Study material START

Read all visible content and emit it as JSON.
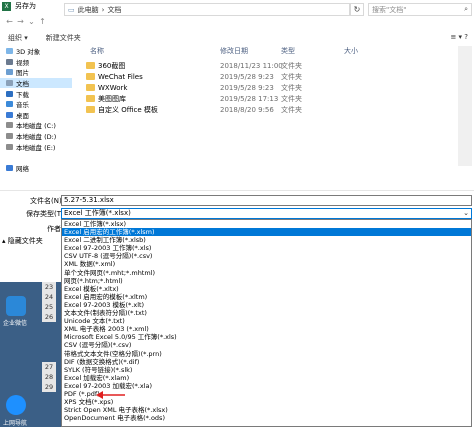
{
  "window": {
    "title": "另存为",
    "app_icon": "X"
  },
  "address": {
    "segments": [
      "此电脑",
      "›",
      "文档"
    ],
    "search_placeholder": "搜索\"文档\""
  },
  "toolbar": {
    "organize": "组织 ▾",
    "new_folder": "新建文件夹",
    "view": "≡ ▾  ?"
  },
  "sidebar": {
    "items": [
      {
        "label": "3D 对象",
        "color": "#7eb6e8"
      },
      {
        "label": "视频",
        "color": "#6b7a8f"
      },
      {
        "label": "图片",
        "color": "#6c9ed1"
      },
      {
        "label": "文档",
        "color": "#8aa0b8",
        "selected": true
      },
      {
        "label": "下载",
        "color": "#2d6fc1"
      },
      {
        "label": "音乐",
        "color": "#3c8ad9"
      },
      {
        "label": "桌面",
        "color": "#3a7bd5"
      },
      {
        "label": "本地磁盘 (C:)",
        "color": "#8d8d8d"
      },
      {
        "label": "本地磁盘 (D:)",
        "color": "#8d8d8d"
      },
      {
        "label": "本地磁盘 (E:)",
        "color": "#8d8d8d"
      },
      {
        "label": "",
        "color": ""
      },
      {
        "label": "网络",
        "color": "#3a7bd5"
      }
    ]
  },
  "files": {
    "headers": {
      "name": "名称",
      "date": "修改日期",
      "type": "类型",
      "size": "大小"
    },
    "rows": [
      {
        "name": "360截图",
        "date": "2018/11/23 11:00",
        "type": "文件夹"
      },
      {
        "name": "WeChat Files",
        "date": "2019/5/28 9:23",
        "type": "文件夹"
      },
      {
        "name": "WXWork",
        "date": "2019/5/28 9:23",
        "type": "文件夹"
      },
      {
        "name": "美图图库",
        "date": "2019/5/28 17:13",
        "type": "文件夹"
      },
      {
        "name": "自定义 Office 模板",
        "date": "2018/8/20 9:56",
        "type": "文件夹"
      }
    ]
  },
  "form": {
    "filename_label": "文件名(N):",
    "filename_value": "5.27-5.31.xlsx",
    "filetype_label": "保存类型(T):",
    "filetype_value": "Excel 工作簿(*.xlsx)",
    "author_label": "作者:"
  },
  "hide_folders": "▴ 隐藏文件夹",
  "file_types": [
    "Excel 工作簿(*.xlsx)",
    "Excel 启用宏的工作簿(*.xlsm)",
    "Excel 二进制工作簿(*.xlsb)",
    "Excel 97-2003 工作簿(*.xls)",
    "CSV UTF-8 (逗号分隔)(*.csv)",
    "XML 数据(*.xml)",
    "单个文件网页(*.mht;*.mhtml)",
    "网页(*.htm;*.html)",
    "Excel 模板(*.xltx)",
    "Excel 启用宏的模板(*.xltm)",
    "Excel 97-2003 模板(*.xlt)",
    "文本文件(制表符分隔)(*.txt)",
    "Unicode 文本(*.txt)",
    "XML 电子表格 2003 (*.xml)",
    "Microsoft Excel 5.0/95 工作簿(*.xls)",
    "CSV (逗号分隔)(*.csv)",
    "带格式文本文件(空格分隔)(*.prn)",
    "DIF (数据交换格式)(*.dif)",
    "SYLK (符号链接)(*.slk)",
    "Excel 加载宏(*.xlam)",
    "Excel 97-2003 加载宏(*.xla)",
    "PDF (*.pdf)",
    "XPS 文档(*.xps)",
    "Strict Open XML 电子表格(*.xlsx)",
    "OpenDocument 电子表格(*.ods)"
  ],
  "selected_file_type_index": 1,
  "background": {
    "row_numbers": [
      "23",
      "24",
      "25",
      "26",
      "27",
      "28",
      "29"
    ],
    "desktop_labels": [
      "企业微信",
      "上网导航"
    ]
  }
}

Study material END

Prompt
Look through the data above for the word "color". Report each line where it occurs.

Worked solution
        "color": "#7eb6e8"
        "color": "#6b7a8f"
        "color": "#6c9ed1"
        "color": "#8aa0b8",
        "color": "#2d6fc1"
        "color": "#3c8ad9"
        "color": "#3a7bd5"
        "color": "#8d8d8d"
        "color": "#8d8d8d"
        "color": "#8d8d8d"
        "color": ""
        "color": "#3a7bd5"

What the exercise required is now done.